1922 - Niels Bohr (Danish Physicist; he was assigned the pseudonym “Nicholas Baker”)
1921 - Albert Einstein (Signed letter to Roosevelt urging Project initiation; limited Project role – briefly visited?)
None of these prizes were awarded for Manhattan Project work…
Who is notable by his absence among Nobel Laureates?
Five Nobel Peace Prizes have been awarded for work associated with eliminating or controlling nuclear weapons:
Nobel Peace Prize:
2005 - International Atomic Energy Agency, Mohamed El Baradei
1995 - Joseph Rotblat, Pugwash Conferences on Science and World Affairs
1985 - International Physicians for the Prevention of Nuclear War
1975 - Andrei Sakharov (anti-war protester, “father of Soviet hydrogen bomb”)
1962 - Linus Pauling (also won the Chemistry Prize for molecular theory)
The only Nobel Prize awarded for Manhattan Project research was in Chemistry:
Nobel Prize in Chemistry:
1951 - Edwin M. McMillan, Glenn T. Seaborg (discovered Plutonium – only Nobel Prize work directly related to the Project)
1944 - Otto Hahn (co-discovered fission, worked on Nazi nuclear projects)
1934 - Harold C. Urey (isolated deuterium and supervised Uranium enrichment for the Project)
Ski day in Los Alamos (~1945)
Philosopher in later life (1970)

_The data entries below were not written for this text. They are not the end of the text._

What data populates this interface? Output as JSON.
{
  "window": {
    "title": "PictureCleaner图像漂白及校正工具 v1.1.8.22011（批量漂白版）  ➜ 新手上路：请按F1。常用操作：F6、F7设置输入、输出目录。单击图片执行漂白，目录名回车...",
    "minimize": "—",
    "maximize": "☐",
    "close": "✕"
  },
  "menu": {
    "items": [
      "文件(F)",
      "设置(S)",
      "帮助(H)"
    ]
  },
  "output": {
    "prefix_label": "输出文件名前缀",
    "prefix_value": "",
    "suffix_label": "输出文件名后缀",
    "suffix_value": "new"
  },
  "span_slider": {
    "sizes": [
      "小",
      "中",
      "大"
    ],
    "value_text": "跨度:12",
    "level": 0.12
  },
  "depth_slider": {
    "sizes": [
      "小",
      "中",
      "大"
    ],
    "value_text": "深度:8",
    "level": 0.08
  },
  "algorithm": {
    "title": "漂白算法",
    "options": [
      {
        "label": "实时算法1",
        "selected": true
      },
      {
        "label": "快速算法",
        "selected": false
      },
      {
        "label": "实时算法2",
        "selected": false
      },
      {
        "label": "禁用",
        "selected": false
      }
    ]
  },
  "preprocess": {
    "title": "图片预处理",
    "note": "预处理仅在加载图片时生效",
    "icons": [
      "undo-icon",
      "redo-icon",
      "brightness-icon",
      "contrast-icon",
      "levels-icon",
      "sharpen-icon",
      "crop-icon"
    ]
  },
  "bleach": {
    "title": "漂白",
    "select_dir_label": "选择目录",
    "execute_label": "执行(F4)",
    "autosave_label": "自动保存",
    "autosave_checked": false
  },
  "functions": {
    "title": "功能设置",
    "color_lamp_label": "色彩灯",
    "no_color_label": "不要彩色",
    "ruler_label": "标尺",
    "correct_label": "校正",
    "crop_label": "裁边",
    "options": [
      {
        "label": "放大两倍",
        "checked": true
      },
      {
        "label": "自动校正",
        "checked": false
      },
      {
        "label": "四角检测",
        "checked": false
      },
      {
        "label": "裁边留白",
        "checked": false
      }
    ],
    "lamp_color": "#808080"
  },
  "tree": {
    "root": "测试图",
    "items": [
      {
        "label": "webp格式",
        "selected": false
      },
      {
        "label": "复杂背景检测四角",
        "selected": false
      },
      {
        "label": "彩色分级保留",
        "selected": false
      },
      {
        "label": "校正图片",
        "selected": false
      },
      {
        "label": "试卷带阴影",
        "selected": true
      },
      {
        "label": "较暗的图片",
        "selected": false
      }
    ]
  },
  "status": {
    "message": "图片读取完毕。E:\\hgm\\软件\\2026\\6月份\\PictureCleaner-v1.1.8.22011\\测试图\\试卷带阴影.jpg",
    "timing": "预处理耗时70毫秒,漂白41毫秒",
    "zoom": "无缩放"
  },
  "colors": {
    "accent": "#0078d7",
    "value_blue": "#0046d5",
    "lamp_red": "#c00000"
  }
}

Skiing with Heisenberg, Bloch, Bohr, W (rt side)
“A mathematician is a machine for turning coffee into theorems” – Paul Erdös
E = mc2
(one might naively assume all the matter is converted to energy via this formula – but it is only the “missing mass” or “binding energy”)